Day 1 is mostly filled with nervousness and awkward moments as the students try to begin forming their stories. More important than shooting on the first day is the necessity for each photographer to begin establishing a strong bond with their subjects. If that connection is not made, it will not going to get any easier to make pictures during the course of the week.
by Britney McIntosh
What is the most important and imperative skill a photojournalist can possess? Creativity perhaps and obviously the ability to use a camera; or maybe its persistence or just flat out being charming. Some might argue for the importance of understanding light and the necessity of thoughtful framing.
After two days at Truth With a Camera in Zenica, Bosnia, and only about two hours of shooting time (total) with my NGO, I’ve learned that perhaps without patience and ingenuity none of those other skills would matter. That without the ability to drop your camera (or just put it down gently…) and exercise your plain old journalism reporting skills, then it doesn’t matter how amazing your tilt-shifted–rule-of- thirds–multicolored-over-saturated-5D–Mark- II-shot is: it means nothing.

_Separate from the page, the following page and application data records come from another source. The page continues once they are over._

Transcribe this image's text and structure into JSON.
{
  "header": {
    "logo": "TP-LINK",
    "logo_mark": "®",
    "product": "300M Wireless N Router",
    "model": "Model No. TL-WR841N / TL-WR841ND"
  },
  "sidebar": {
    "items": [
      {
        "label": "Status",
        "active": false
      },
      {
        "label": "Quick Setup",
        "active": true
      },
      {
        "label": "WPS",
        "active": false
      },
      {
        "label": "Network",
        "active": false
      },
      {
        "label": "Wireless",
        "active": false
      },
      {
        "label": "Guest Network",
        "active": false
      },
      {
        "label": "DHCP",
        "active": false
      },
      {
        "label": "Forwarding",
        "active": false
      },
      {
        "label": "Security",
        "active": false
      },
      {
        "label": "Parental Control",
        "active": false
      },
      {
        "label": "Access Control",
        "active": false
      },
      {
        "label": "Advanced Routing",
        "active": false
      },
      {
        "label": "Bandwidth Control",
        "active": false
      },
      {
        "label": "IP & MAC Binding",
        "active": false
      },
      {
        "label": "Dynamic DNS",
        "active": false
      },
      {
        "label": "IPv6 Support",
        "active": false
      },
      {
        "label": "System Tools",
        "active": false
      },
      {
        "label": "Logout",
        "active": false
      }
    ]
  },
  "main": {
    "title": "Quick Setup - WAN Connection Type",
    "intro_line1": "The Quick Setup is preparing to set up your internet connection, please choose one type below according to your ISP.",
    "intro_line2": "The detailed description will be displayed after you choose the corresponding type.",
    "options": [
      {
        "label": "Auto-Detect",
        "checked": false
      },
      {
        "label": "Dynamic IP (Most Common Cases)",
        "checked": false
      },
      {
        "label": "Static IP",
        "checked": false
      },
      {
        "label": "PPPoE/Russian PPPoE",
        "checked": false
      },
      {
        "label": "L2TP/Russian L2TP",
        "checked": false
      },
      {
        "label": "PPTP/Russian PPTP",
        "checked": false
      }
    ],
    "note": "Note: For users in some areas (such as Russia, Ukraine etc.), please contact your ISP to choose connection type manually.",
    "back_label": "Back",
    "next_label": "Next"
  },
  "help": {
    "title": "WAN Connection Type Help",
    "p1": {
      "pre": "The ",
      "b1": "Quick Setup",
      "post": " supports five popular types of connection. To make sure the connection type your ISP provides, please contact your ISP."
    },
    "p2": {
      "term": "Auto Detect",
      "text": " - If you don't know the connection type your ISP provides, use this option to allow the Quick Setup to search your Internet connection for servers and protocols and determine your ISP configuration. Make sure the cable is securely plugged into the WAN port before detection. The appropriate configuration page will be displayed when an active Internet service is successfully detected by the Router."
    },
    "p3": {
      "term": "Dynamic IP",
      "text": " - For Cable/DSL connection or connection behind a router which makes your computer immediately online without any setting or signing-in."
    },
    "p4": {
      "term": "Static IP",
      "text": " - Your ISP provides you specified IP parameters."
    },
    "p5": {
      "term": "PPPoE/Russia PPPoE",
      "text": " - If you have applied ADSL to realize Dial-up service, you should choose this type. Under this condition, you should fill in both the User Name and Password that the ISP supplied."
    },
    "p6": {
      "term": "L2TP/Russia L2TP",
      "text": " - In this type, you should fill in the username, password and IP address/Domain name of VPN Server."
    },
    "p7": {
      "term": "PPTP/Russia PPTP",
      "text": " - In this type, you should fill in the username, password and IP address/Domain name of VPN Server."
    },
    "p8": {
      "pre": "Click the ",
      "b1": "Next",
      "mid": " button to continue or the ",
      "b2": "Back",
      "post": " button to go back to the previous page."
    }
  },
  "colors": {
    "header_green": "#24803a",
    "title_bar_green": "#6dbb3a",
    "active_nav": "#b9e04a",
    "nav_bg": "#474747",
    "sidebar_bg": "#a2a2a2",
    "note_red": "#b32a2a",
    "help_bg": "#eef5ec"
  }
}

The NGO I received, well asked for actually, is Pazi Mine, an organization focused on removing landmines from post- war Bosnia. A few people called me stupid, sure, for voluntarily going into a mine field, but I was really pumped about it. That is, until after my three hour journey to get there I realized they weren’t going to let me go up into the mine field with the workers, which left me stuck on a 8×8 foot plot of grass outside the woods sitting in a Land Cruiser with two chain smokers for 8 hours. Naturally I wasn’t going to make a 6 hour round trip to subject myself to such misery again so today, day two, I intended to head to a mass grave excavation. Small catch, the mass grave I was supposed to go to fell through also, again leaving me stuck all day waiting – this time in a classroom eating cornflakes and surfing the Internet.
Now that sounds really awful. But honestly it has probably been the best learning experience so far of any workshop I’ve attended – and I’ve been to a lot. I’ve had to be patient, learn to lay groundwork, and after reading and reading about the aftermath of the Bosnian War, looking through the photos I already have, and bouncing ideas off the poor workshop coaches who are desperate for me to stop bugging them and go shoot- I’ve managed to come up with a plan for a photo essay, that if done right, could turn out to be the best piece I’ve ever shot.
So day two is almost over… in the culmination of the 12ish hours I’ve waited for things to happen I have: ridden a horse, learned to understand Bosnian, chased a herd of cows down a street and seen the tops of the Balkan mountains. Pretty much everything except shoot pictures.
And I finally stopped pouting and realized that great journalists aren’t made by being handed things, they are made great by learning to fight, by learning to research, and by learning not to give up on a story just because you don’t speak a language or because it doesn’t turn out to be what you thought it would be. Great journalists are defined by their ability to report, to get access, not by how well they can manipulate a metal box and push a button.
So maybe I haven’t shot very many photos… but here in Bosnia, I’m learning from some of the best in the business exactly what it takes to be a great journalist. Sometimes it just takes a little waiting.
- This is Britney McIntosh’s second Truth With a Camera workshop. She previously attended the 2010 workshop in Quito Ecuador.